Assignment: Only lines containing "Products" belong in the answer, each copied from the entries below.

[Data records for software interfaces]
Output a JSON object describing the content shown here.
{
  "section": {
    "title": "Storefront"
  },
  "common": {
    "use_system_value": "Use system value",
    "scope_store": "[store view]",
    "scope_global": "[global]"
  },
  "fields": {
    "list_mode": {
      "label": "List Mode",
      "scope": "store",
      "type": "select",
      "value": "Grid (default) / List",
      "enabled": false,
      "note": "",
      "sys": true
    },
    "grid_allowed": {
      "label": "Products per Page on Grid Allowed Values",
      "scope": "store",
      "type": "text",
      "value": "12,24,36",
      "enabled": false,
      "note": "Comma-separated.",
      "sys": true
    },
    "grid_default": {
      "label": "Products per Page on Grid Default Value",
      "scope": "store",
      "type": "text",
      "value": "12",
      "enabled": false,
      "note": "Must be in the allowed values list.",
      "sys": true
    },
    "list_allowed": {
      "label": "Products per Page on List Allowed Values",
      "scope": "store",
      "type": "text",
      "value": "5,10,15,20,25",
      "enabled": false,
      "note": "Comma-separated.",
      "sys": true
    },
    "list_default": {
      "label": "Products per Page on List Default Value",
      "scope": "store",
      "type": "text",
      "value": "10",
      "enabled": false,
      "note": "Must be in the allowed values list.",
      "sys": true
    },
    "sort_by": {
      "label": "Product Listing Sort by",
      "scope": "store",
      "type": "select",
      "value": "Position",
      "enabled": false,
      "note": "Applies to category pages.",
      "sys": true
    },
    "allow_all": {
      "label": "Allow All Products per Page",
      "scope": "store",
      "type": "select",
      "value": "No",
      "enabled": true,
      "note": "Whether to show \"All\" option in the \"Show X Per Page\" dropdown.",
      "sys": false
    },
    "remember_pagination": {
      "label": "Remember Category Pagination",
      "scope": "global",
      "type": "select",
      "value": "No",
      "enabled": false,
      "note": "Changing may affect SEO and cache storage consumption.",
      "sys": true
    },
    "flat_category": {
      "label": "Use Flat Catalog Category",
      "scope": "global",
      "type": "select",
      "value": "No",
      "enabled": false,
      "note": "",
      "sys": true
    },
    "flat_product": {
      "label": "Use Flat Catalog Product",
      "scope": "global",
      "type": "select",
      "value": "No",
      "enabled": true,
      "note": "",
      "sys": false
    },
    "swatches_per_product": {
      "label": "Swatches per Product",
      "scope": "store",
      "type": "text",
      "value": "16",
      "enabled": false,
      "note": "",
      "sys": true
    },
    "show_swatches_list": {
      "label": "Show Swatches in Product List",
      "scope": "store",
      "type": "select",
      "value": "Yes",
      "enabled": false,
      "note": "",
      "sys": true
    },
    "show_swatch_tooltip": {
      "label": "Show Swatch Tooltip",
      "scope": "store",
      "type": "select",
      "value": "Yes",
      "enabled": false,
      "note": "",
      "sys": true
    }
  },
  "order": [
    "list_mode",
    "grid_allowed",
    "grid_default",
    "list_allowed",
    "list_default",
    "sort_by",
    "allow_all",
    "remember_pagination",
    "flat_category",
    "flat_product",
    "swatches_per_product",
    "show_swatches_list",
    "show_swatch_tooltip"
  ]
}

Task answer:
      "label": "Products per Page on Grid Allowed Values",
      "label": "Products per Page on Grid Default Value",
      "label": "Products per Page on List Allowed Values",
      "label": "Products per Page on List Default Value",
      "label": "Allow All Products per Page",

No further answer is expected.